◆ Task statement: Nothing but the pictures should be left out when you copy the records exactly.

(Entries from a dataset of interfaces)
_ _ _ _ _
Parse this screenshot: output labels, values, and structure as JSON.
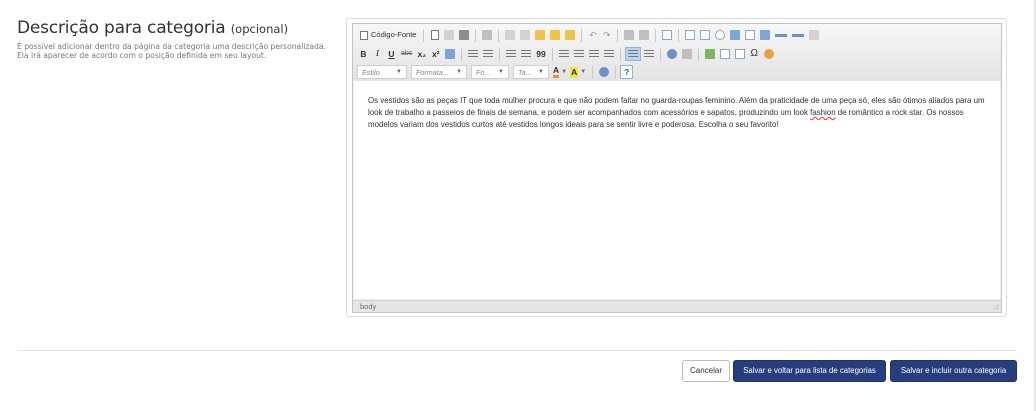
{
  "section": {
    "title": "Descrição para categoria",
    "optional_label": "(opcional)",
    "help_line1": "É possível adicionar dentro da página da categoria uma descrição personalizada.",
    "help_line2": "Ela irá aparecer de acordo com o posição definida em seu layout."
  },
  "editor": {
    "toolbar": {
      "source_label": "Código-Fonte",
      "bold_label": "B",
      "italic_label": "I",
      "underline_label": "U",
      "strike_label": "abc",
      "subscript_label": "x₂",
      "superscript_label": "x²",
      "blockquote_label": "99",
      "omega_label": "Ω",
      "style_combo": "Estilo",
      "format_combo": "Formata...",
      "font_combo": "Fo...",
      "size_combo": "Ta...",
      "text_color_label": "A",
      "bg_color_label": "A",
      "help_label": "?"
    },
    "content_before": "Os vestidos são as peças IT que toda mulher procura e que não podem faltar no guarda-roupas feminino. Além da praticidade de uma peça só, eles são ótimos aliados para um look de trabalho a passeios de finais de semana, e podem ser acompanhados com acessórios e sapatos, produzindo um look ",
    "content_misspelled": "fashion",
    "content_after": " de romântico a rock star. Os nossos modelos variam dos vestidos curtos até vestidos longos ideais para se sentir livre e poderosa. Escolha o seu favorito!",
    "status_path": "body"
  },
  "actions": {
    "cancel_label": "Cancelar",
    "save_back_label": "Salvar e voltar para lista de categorias",
    "save_new_label": "Salvar e incluir outra categoria"
  },
  "colors": {
    "primary_button": "#263e7e",
    "text_color_bar": "#e8931e",
    "bg_color_fill": "#f4e23a"
  }
}
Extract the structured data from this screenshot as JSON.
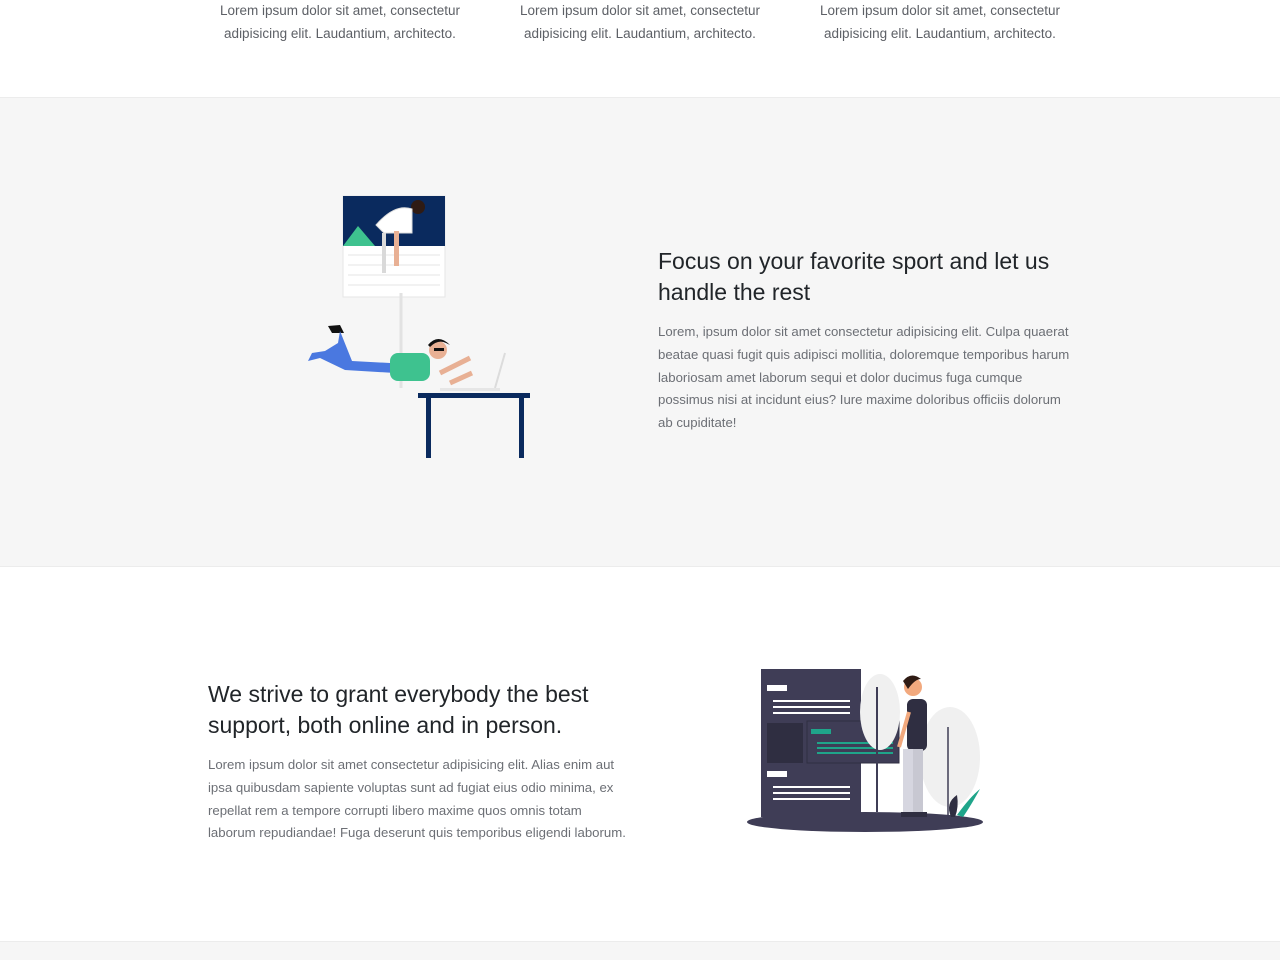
{
  "features": [
    {
      "text": "Lorem ipsum dolor sit amet, consectetur adipisicing elit. Laudantium, architecto."
    },
    {
      "text": "Lorem ipsum dolor sit amet, consectetur adipisicing elit. Laudantium, architecto."
    },
    {
      "text": "Lorem ipsum dolor sit amet, consectetur adipisicing elit. Laudantium, architecto."
    }
  ],
  "showcase_sport": {
    "heading": "Focus on your favorite sport and let us handle the rest",
    "body": "Lorem, ipsum dolor sit amet consectetur adipisicing elit. Culpa quaerat beatae quasi fugit quis adipisci mollitia, doloremque temporibus harum laboriosam amet laborum sequi et dolor ducimus fuga cumque possimus nisi at incidunt eius? Iure maxime doloribus officiis dolorum ab cupiditate!"
  },
  "showcase_support": {
    "heading": "We strive to grant everybody the best support, both online and in person.",
    "body": "Lorem ipsum dolor sit amet consectetur adipisicing elit. Alias enim aut ipsa quibusdam sapiente voluptas sunt ad fugiat eius odio minima, ex repellat rem a tempore corrupti libero maxime quos omnis totam laborum repudiandae! Fuga deserunt quis temporibus eligendi laborum."
  },
  "colors": {
    "navy": "#0a2a5e",
    "teal": "#3ec28f",
    "dark_panel": "#3f3d56",
    "accent_green": "#1fa58a",
    "section_gray": "#f6f6f6"
  }
}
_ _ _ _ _
◆ Reply to the task:
Parse this screenshot: output labels, values, and structure as JSON.
{
  "section": {
    "title": "Descrição para categoria",
    "optional_label": "(opcional)",
    "help_line1": "É possível adicionar dentro da página da categoria uma descrição personalizada.",
    "help_line2": "Ela irá aparecer de acordo com o posição definida em seu layout."
  },
  "editor": {
    "toolbar": {
      "source_label": "Código-Fonte",
      "bold_label": "B",
      "italic_label": "I",
      "underline_label": "U",
      "strike_label": "abc",
      "subscript_label": "x₂",
      "superscript_label": "x²",
      "blockquote_label": "99",
      "omega_label": "Ω",
      "style_combo": "Estilo",
      "format_combo": "Formata...",
      "font_combo": "Fo...",
      "size_combo": "Ta...",
      "text_color_label": "A",
      "bg_color_label": "A",
      "help_label": "?"
    },
    "content_before": "Os vestidos são as peças IT que toda mulher procura e que não podem faltar no guarda-roupas feminino. Além da praticidade de uma peça só, eles são ótimos aliados para um look de trabalho a passeios de finais de semana, e podem ser acompanhados com acessórios e sapatos, produzindo um look ",
    "content_misspelled": "fashion",
    "content_after": " de romântico a rock star. Os nossos modelos variam dos vestidos curtos até vestidos longos ideais para se sentir livre e poderosa. Escolha o seu favorito!",
    "status_path": "body"
  },
  "actions": {
    "cancel_label": "Cancelar",
    "save_back_label": "Salvar e voltar para lista de categorias",
    "save_new_label": "Salvar e incluir outra categoria"
  },
  "colors": {
    "primary_button": "#263e7e",
    "text_color_bar": "#e8931e",
    "bg_color_fill": "#f4e23a"
  }
}
Extract the structured data from this screenshot as JSON.
{
  "features": [
    {
      "text": "Lorem ipsum dolor sit amet, consectetur adipisicing elit. Laudantium, architecto."
    },
    {
      "text": "Lorem ipsum dolor sit amet, consectetur adipisicing elit. Laudantium, architecto."
    },
    {
      "text": "Lorem ipsum dolor sit amet, consectetur adipisicing elit. Laudantium, architecto."
    }
  ],
  "showcase_sport": {
    "heading": "Focus on your favorite sport and let us handle the rest",
    "body": "Lorem, ipsum dolor sit amet consectetur adipisicing elit. Culpa quaerat beatae quasi fugit quis adipisci mollitia, doloremque temporibus harum laboriosam amet laborum sequi et dolor ducimus fuga cumque possimus nisi at incidunt eius? Iure maxime doloribus officiis dolorum ab cupiditate!"
  },
  "showcase_support": {
    "heading": "We strive to grant everybody the best support, both online and in person.",
    "body": "Lorem ipsum dolor sit amet consectetur adipisicing elit. Alias enim aut ipsa quibusdam sapiente voluptas sunt ad fugiat eius odio minima, ex repellat rem a tempore corrupti libero maxime quos omnis totam laborum repudiandae! Fuga deserunt quis temporibus eligendi laborum."
  },
  "colors": {
    "navy": "#0a2a5e",
    "teal": "#3ec28f",
    "dark_panel": "#3f3d56",
    "accent_green": "#1fa58a",
    "section_gray": "#f6f6f6"
  }
}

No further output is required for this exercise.